I received a call last week from a friend in his 80s who has spent many decades as a highly successful business owner and investor. He had belatedly read my year-end commentary. He was highly complimentary of that report’s insight into the critical variables that will likely determine economic and market success or failure in the years immediately ahead. While he sees potential long-term problems in the area of excessive debt and unstable political systems in leading emerging countries, he is very optimistic in the near term.
He sees positive momentum building, with tremendous liquidity in the economy and in domestic corporations. He anticipates decreasing unemployment, increasing sales and a far-better-than-anticipated 4-5% GDP growth rate. Costs are very low; margins are outstanding; corporate earnings are very good. He views the current situation as similar to that in both 1936 and 1984. In both of those years, the economy was rebuilding momentum after serious economic hardships. Strong economic growth in both instances led to powerful stock market advances. My friend sees a strong stock market as highly probable this year as well, with all stars properly aligned in the period leading to the 2012 election.
We agree that the strongly bullish forecast is on one end of the spectrum of possible outcomes. Its realization, however, requires that many significant fundamental problems remain on the back burner and not move to the forefront of investors’ consciousnesses.

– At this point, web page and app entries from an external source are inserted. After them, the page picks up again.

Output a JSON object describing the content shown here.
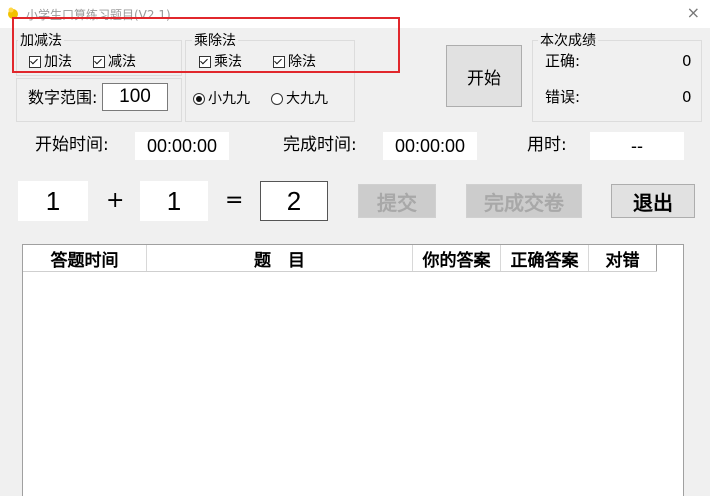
{
  "window": {
    "title": "小学生口算练习题目(V2.1)",
    "close_glyph": "×"
  },
  "addsub": {
    "label": "加减法",
    "add": "加法",
    "sub": "减法"
  },
  "muldiv": {
    "label": "乘除法",
    "mul": "乘法",
    "div": "除法",
    "small": "小九九",
    "big": "大九九"
  },
  "range": {
    "label": "数字范围:",
    "value": "100"
  },
  "start_button": "开始",
  "score": {
    "label": "本次成绩",
    "correct_label": "正确:",
    "correct_value": "0",
    "wrong_label": "错误:",
    "wrong_value": "0"
  },
  "times": {
    "start_label": "开始时间:",
    "start_value": "00:00:00",
    "end_label": "完成时间:",
    "end_value": "00:00:00",
    "used_label": "用时:",
    "used_value": "--"
  },
  "question": {
    "a": "1",
    "op": "+",
    "b": "1",
    "eq": "=",
    "answer": "2"
  },
  "buttons": {
    "submit": "提交",
    "finish": "完成交卷",
    "exit": "退出"
  },
  "table": {
    "columns": [
      "答题时间",
      "题　目",
      "你的答案",
      "正确答案",
      "对错"
    ],
    "rows": []
  },
  "colors": {
    "highlight": "#e1272c",
    "window_bg": "#f0f0f0"
  }
}
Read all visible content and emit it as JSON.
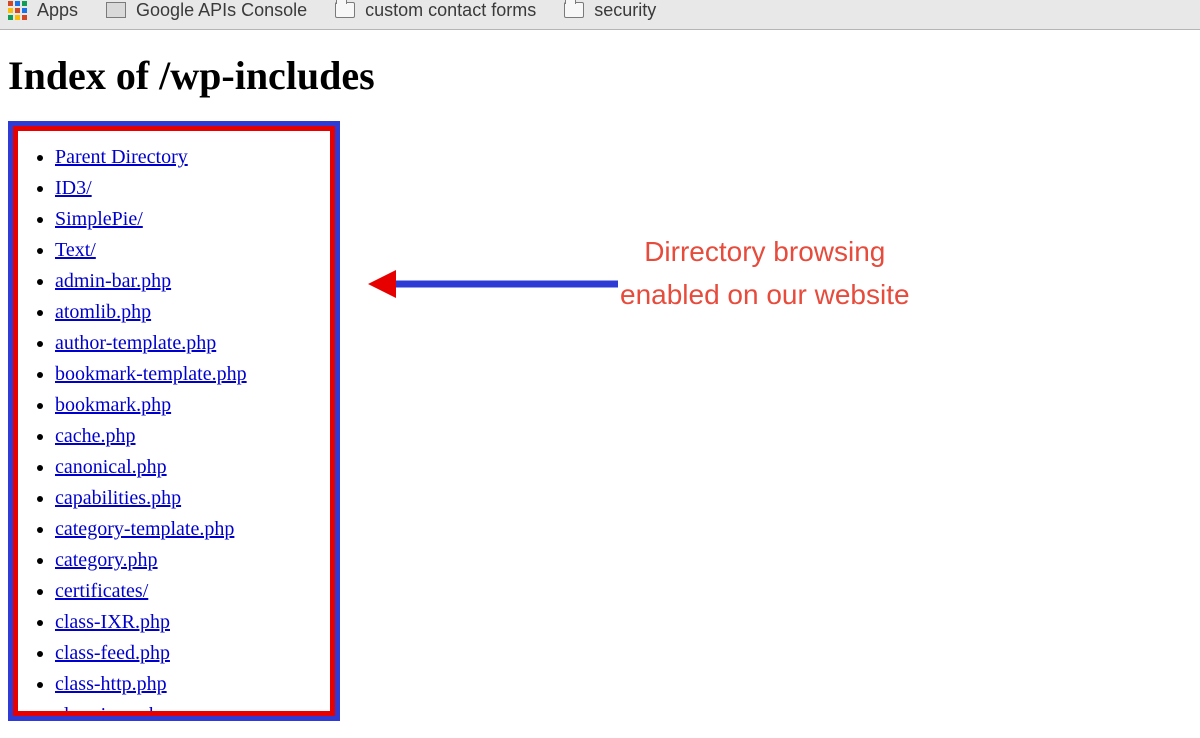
{
  "bookmarks": {
    "apps": "Apps",
    "items": [
      {
        "label": "Google APIs Console",
        "icon": "page"
      },
      {
        "label": "custom contact forms",
        "icon": "folder"
      },
      {
        "label": "security",
        "icon": "folder"
      }
    ]
  },
  "page": {
    "title": "Index of /wp-includes"
  },
  "listing": [
    "Parent Directory",
    "ID3/",
    "SimplePie/",
    "Text/",
    "admin-bar.php",
    "atomlib.php",
    "author-template.php",
    "bookmark-template.php",
    "bookmark.php",
    "cache.php",
    "canonical.php",
    "capabilities.php",
    "category-template.php",
    "category.php",
    "certificates/",
    "class-IXR.php",
    "class-feed.php",
    "class-http.php",
    "class-json.php"
  ],
  "annotation": {
    "line1": "Dirrectory browsing",
    "line2": "enabled on our website"
  },
  "colors": {
    "link": "#0000cc",
    "annotation": "#e64b3c",
    "box_outer": "#2e3bd4",
    "box_inner": "#e60000"
  }
}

Drawing parallels to 1936 and 1984 certainly lends hope to investors, because stocks climbed strongly in 1936. Stocks rose only moderately in 1984, but then jumped strongly again in 1985 and 1986. It is important to recognize, however, that stocks plummeted in 1937 by 35%, and prices in 1942 were still below those that immediately preceded the 1936 rise. The rise from 1984 to early 1987 was impressive. While 1987’s 37% crash was painful, it did not erase all of the gains from 1984.
One giant difference exists between today’s financial environment and that of a quarter-century ago: In 1984, the United States was the greatest-ever creditor nation in the history of the world. Today, we are the greatest-ever debtor nation in history. We are no longer the undisputed captain of our financial ship. Unless we are willing to walk away from our debts, we are now dependent upon the willingness of others to continue to fund our monumental deficits.
Excessive debt is the single most important component in the worldwide financial mess. Governments and central banks around the world are exerting tremendous efforts to solve problem after problem arising from the excessive debt that is leading countries, states, cities and banks to the brink of default. Continuing to keep most of the balloons in the air depends upon keeping investor confidence sufficiently high. As international activities of the past several weeks demonstrate, geopolitical incidents can suddenly change the landscape.
Admittedly, my friend is strongly bullish only for the next 12 to 13 months. Beyond that, he fears that negative fundamentals may move to the forefront of investor consciousness. My concern for investors (not speculators) is that the depth of fundamental negatives, especially excessive debt, will exert its influence sooner than bullish analysts anticipate. Which brings us back to the overriding question: Will government win its bet and succeed in bailing out an overindebted economy with more debt, or will underlying negative fundamentals overwhelm the best efforts of central planners?